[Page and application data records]
▬▬▬
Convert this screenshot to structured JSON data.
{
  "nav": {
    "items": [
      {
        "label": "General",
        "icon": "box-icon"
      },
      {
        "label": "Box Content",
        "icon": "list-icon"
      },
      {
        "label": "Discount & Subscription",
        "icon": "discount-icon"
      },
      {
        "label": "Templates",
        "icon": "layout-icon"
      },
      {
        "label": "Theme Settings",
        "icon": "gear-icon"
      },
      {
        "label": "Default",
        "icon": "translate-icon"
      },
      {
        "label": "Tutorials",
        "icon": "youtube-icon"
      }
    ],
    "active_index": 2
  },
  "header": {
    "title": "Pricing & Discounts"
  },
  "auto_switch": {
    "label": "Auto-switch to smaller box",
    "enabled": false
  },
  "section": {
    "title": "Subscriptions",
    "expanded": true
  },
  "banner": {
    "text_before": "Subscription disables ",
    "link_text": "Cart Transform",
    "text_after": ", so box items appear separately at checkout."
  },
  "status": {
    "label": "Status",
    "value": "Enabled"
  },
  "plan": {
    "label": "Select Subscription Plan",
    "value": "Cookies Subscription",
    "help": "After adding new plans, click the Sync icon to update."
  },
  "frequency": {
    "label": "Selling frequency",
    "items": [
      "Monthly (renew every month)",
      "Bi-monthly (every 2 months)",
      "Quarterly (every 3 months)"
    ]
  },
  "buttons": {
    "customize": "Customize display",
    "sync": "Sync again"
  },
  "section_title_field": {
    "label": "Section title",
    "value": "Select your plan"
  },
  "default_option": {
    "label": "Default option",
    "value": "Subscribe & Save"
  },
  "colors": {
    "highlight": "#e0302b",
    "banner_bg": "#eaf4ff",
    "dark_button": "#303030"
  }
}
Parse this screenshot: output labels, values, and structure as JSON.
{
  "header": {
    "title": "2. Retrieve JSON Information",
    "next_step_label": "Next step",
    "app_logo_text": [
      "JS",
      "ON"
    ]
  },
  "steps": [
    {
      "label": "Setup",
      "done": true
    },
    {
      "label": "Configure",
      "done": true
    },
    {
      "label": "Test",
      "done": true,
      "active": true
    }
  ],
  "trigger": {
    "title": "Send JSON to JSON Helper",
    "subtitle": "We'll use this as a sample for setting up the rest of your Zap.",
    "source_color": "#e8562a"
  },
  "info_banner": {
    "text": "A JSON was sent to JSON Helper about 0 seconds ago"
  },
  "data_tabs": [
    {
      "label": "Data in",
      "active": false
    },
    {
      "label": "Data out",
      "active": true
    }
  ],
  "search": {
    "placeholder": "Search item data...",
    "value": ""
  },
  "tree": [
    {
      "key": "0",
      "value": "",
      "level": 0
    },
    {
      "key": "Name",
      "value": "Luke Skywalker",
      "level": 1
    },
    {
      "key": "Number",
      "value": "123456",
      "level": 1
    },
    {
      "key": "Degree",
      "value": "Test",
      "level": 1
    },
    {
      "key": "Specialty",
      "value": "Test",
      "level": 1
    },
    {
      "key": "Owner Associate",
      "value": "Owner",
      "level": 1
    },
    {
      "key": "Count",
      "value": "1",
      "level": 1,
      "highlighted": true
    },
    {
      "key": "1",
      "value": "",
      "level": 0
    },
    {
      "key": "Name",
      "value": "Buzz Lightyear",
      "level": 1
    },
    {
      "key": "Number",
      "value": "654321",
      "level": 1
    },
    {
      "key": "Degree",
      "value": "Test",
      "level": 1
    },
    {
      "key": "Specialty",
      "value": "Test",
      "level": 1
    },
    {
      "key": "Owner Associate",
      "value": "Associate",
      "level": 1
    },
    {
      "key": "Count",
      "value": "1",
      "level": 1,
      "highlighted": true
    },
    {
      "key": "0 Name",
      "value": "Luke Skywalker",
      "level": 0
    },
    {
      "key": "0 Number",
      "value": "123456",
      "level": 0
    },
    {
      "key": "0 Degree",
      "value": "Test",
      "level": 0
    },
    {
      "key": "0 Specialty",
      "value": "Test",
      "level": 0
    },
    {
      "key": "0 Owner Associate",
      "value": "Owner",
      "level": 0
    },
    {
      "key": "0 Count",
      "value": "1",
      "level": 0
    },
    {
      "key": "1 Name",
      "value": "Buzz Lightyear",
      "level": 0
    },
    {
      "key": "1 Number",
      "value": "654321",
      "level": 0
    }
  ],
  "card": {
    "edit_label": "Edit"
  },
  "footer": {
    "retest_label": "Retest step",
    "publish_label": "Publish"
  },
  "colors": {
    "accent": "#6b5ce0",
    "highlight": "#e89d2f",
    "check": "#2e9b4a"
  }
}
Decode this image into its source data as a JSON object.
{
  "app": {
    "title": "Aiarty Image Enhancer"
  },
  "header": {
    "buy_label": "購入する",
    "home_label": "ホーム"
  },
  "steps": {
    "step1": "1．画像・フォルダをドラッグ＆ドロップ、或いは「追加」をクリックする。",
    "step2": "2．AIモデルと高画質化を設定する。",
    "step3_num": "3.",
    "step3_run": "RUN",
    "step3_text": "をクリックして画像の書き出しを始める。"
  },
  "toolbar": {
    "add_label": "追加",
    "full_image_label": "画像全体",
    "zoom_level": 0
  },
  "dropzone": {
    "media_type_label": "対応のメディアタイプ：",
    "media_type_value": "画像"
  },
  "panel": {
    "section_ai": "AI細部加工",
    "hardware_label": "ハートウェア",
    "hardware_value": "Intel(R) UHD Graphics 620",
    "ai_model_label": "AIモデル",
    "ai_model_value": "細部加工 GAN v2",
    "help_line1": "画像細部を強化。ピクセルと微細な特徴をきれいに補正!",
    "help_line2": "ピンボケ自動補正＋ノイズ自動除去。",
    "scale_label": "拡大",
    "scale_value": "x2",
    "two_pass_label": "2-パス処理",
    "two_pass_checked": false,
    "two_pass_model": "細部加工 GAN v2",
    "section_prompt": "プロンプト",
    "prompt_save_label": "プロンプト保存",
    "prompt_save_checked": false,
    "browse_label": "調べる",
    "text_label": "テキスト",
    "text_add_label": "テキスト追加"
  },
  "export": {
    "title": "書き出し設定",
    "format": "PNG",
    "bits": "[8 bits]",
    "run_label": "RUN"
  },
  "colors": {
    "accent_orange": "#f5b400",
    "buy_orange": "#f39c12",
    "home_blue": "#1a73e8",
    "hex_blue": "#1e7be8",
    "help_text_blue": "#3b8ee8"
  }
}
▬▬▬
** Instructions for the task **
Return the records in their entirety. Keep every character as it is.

** Response box **
Convert this screenshot to structured JSON data.
{
  "nav": {
    "items": [
      {
        "label": "General",
        "icon": "box-icon"
      },
      {
        "label": "Box Content",
        "icon": "list-icon"
      },
      {
        "label": "Discount & Subscription",
        "icon": "discount-icon"
      },
      {
        "label": "Templates",
        "icon": "layout-icon"
      },
      {
        "label": "Theme Settings",
        "icon": "gear-icon"
      },
      {
        "label": "Default",
        "icon": "translate-icon"
      },
      {
        "label": "Tutorials",
        "icon": "youtube-icon"
      }
    ],
    "active_index": 2
  },
  "header": {
    "title": "Pricing & Discounts"
  },
  "auto_switch": {
    "label": "Auto-switch to smaller box",
    "enabled": false
  },
  "section": {
    "title": "Subscriptions",
    "expanded": true
  },
  "banner": {
    "text_before": "Subscription disables ",
    "link_text": "Cart Transform",
    "text_after": ", so box items appear separately at checkout."
  },
  "status": {
    "label": "Status",
    "value": "Enabled"
  },
  "plan": {
    "label": "Select Subscription Plan",
    "value": "Cookies Subscription",
    "help": "After adding new plans, click the Sync icon to update."
  },
  "frequency": {
    "label": "Selling frequency",
    "items": [
      "Monthly (renew every month)",
      "Bi-monthly (every 2 months)",
      "Quarterly (every 3 months)"
    ]
  },
  "buttons": {
    "customize": "Customize display",
    "sync": "Sync again"
  },
  "section_title_field": {
    "label": "Section title",
    "value": "Select your plan"
  },
  "default_option": {
    "label": "Default option",
    "value": "Subscribe & Save"
  },
  "colors": {
    "highlight": "#e0302b",
    "banner_bg": "#eaf4ff",
    "dark_button": "#303030"
  }
}
Parse this screenshot: output labels, values, and structure as JSON.
{
  "header": {
    "title": "2. Retrieve JSON Information",
    "next_step_label": "Next step",
    "app_logo_text": [
      "JS",
      "ON"
    ]
  },
  "steps": [
    {
      "label": "Setup",
      "done": true
    },
    {
      "label": "Configure",
      "done": true
    },
    {
      "label": "Test",
      "done": true,
      "active": true
    }
  ],
  "trigger": {
    "title": "Send JSON to JSON Helper",
    "subtitle": "We'll use this as a sample for setting up the rest of your Zap.",
    "source_color": "#e8562a"
  },
  "info_banner": {
    "text": "A JSON was sent to JSON Helper about 0 seconds ago"
  },
  "data_tabs": [
    {
      "label": "Data in",
      "active": false
    },
    {
      "label": "Data out",
      "active": true
    }
  ],
  "search": {
    "placeholder": "Search item data...",
    "value": ""
  },
  "tree": [
    {
      "key": "0",
      "value": "",
      "level": 0
    },
    {
      "key": "Name",
      "value": "Luke Skywalker",
      "level": 1
    },
    {
      "key": "Number",
      "value": "123456",
      "level": 1
    },
    {
      "key": "Degree",
      "value": "Test",
      "level": 1
    },
    {
      "key": "Specialty",
      "value": "Test",
      "level": 1
    },
    {
      "key": "Owner Associate",
      "value": "Owner",
      "level": 1
    },
    {
      "key": "Count",
      "value": "1",
      "level": 1,
      "highlighted": true
    },
    {
      "key": "1",
      "value": "",
      "level": 0
    },
    {
      "key": "Name",
      "value": "Buzz Lightyear",
      "level": 1
    },
    {
      "key": "Number",
      "value": "654321",
      "level": 1
    },
    {
      "key": "Degree",
      "value": "Test",
      "level": 1
    },
    {
      "key": "Specialty",
      "value": "Test",
      "level": 1
    },
    {
      "key": "Owner Associate",
      "value": "Associate",
      "level": 1
    },
    {
      "key": "Count",
      "value": "1",
      "level": 1,
      "highlighted": true
    },
    {
      "key": "0 Name",
      "value": "Luke Skywalker",
      "level": 0
    },
    {
      "key": "0 Number",
      "value": "123456",
      "level": 0
    },
    {
      "key": "0 Degree",
      "value": "Test",
      "level": 0
    },
    {
      "key": "0 Specialty",
      "value": "Test",
      "level": 0
    },
    {
      "key": "0 Owner Associate",
      "value": "Owner",
      "level": 0
    },
    {
      "key": "0 Count",
      "value": "1",
      "level": 0
    },
    {
      "key": "1 Name",
      "value": "Buzz Lightyear",
      "level": 0
    },
    {
      "key": "1 Number",
      "value": "654321",
      "level": 0
    }
  ],
  "card": {
    "edit_label": "Edit"
  },
  "footer": {
    "retest_label": "Retest step",
    "publish_label": "Publish"
  },
  "colors": {
    "accent": "#6b5ce0",
    "highlight": "#e89d2f",
    "check": "#2e9b4a"
  }
}
Decode this image into its source data as a JSON object.
{
  "app": {
    "title": "Aiarty Image Enhancer"
  },
  "header": {
    "buy_label": "購入する",
    "home_label": "ホーム"
  },
  "steps": {
    "step1": "1．画像・フォルダをドラッグ＆ドロップ、或いは「追加」をクリックする。",
    "step2": "2．AIモデルと高画質化を設定する。",
    "step3_num": "3.",
    "step3_run": "RUN",
    "step3_text": "をクリックして画像の書き出しを始める。"
  },
  "toolbar": {
    "add_label": "追加",
    "full_image_label": "画像全体",
    "zoom_level": 0
  },
  "dropzone": {
    "media_type_label": "対応のメディアタイプ：",
    "media_type_value": "画像"
  },
  "panel": {
    "section_ai": "AI細部加工",
    "hardware_label": "ハートウェア",
    "hardware_value": "Intel(R) UHD Graphics 620",
    "ai_model_label": "AIモデル",
    "ai_model_value": "細部加工 GAN v2",
    "help_line1": "画像細部を強化。ピクセルと微細な特徴をきれいに補正!",
    "help_line2": "ピンボケ自動補正＋ノイズ自動除去。",
    "scale_label": "拡大",
    "scale_value": "x2",
    "two_pass_label": "2-パス処理",
    "two_pass_checked": false,
    "two_pass_model": "細部加工 GAN v2",
    "section_prompt": "プロンプト",
    "prompt_save_label": "プロンプト保存",
    "prompt_save_checked": false,
    "browse_label": "調べる",
    "text_label": "テキスト",
    "text_add_label": "テキスト追加"
  },
  "export": {
    "title": "書き出し設定",
    "format": "PNG",
    "bits": "[8 bits]",
    "run_label": "RUN"
  },
  "colors": {
    "accent_orange": "#f5b400",
    "buy_orange": "#f39c12",
    "home_blue": "#1a73e8",
    "hex_blue": "#1e7be8",
    "help_text_blue": "#3b8ee8"
  }
}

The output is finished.